**WHAT IS REQUIRED:**
What you return must match the records below character for character, except that no picture appears.

**INFORMATION PROVIDED:**
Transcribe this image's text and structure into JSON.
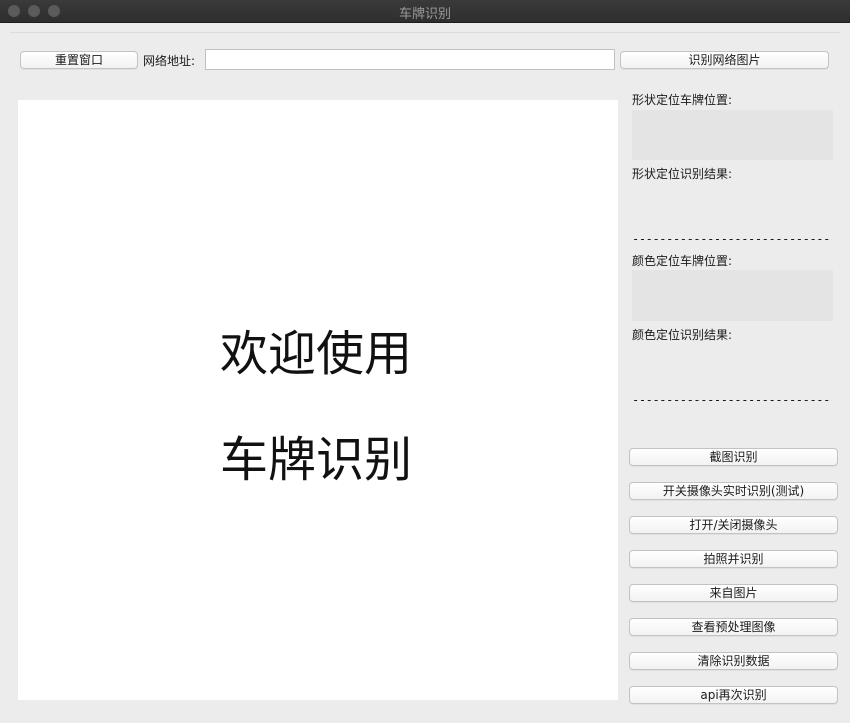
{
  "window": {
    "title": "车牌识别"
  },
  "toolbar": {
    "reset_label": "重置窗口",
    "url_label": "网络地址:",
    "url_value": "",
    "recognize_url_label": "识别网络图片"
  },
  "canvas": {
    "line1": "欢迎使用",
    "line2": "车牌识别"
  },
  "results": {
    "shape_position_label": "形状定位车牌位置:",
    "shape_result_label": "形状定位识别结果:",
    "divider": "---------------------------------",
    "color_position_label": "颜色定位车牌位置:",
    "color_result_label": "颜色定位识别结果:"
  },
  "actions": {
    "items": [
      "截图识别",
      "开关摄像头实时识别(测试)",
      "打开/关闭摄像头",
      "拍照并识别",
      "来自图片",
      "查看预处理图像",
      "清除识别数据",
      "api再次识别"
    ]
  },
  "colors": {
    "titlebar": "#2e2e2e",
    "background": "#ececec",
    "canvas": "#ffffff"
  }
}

**ANSWER TO THIS PROBLEM:**
Transcribe this image's text and structure into JSON.
{
  "window": {
    "title": "车牌识别"
  },
  "toolbar": {
    "reset_label": "重置窗口",
    "url_label": "网络地址:",
    "url_value": "",
    "recognize_url_label": "识别网络图片"
  },
  "canvas": {
    "line1": "欢迎使用",
    "line2": "车牌识别"
  },
  "results": {
    "shape_position_label": "形状定位车牌位置:",
    "shape_result_label": "形状定位识别结果:",
    "divider": "---------------------------------",
    "color_position_label": "颜色定位车牌位置:",
    "color_result_label": "颜色定位识别结果:"
  },
  "actions": {
    "items": [
      "截图识别",
      "开关摄像头实时识别(测试)",
      "打开/关闭摄像头",
      "拍照并识别",
      "来自图片",
      "查看预处理图像",
      "清除识别数据",
      "api再次识别"
    ]
  },
  "colors": {
    "titlebar": "#2e2e2e",
    "background": "#ececec",
    "canvas": "#ffffff"
  }
}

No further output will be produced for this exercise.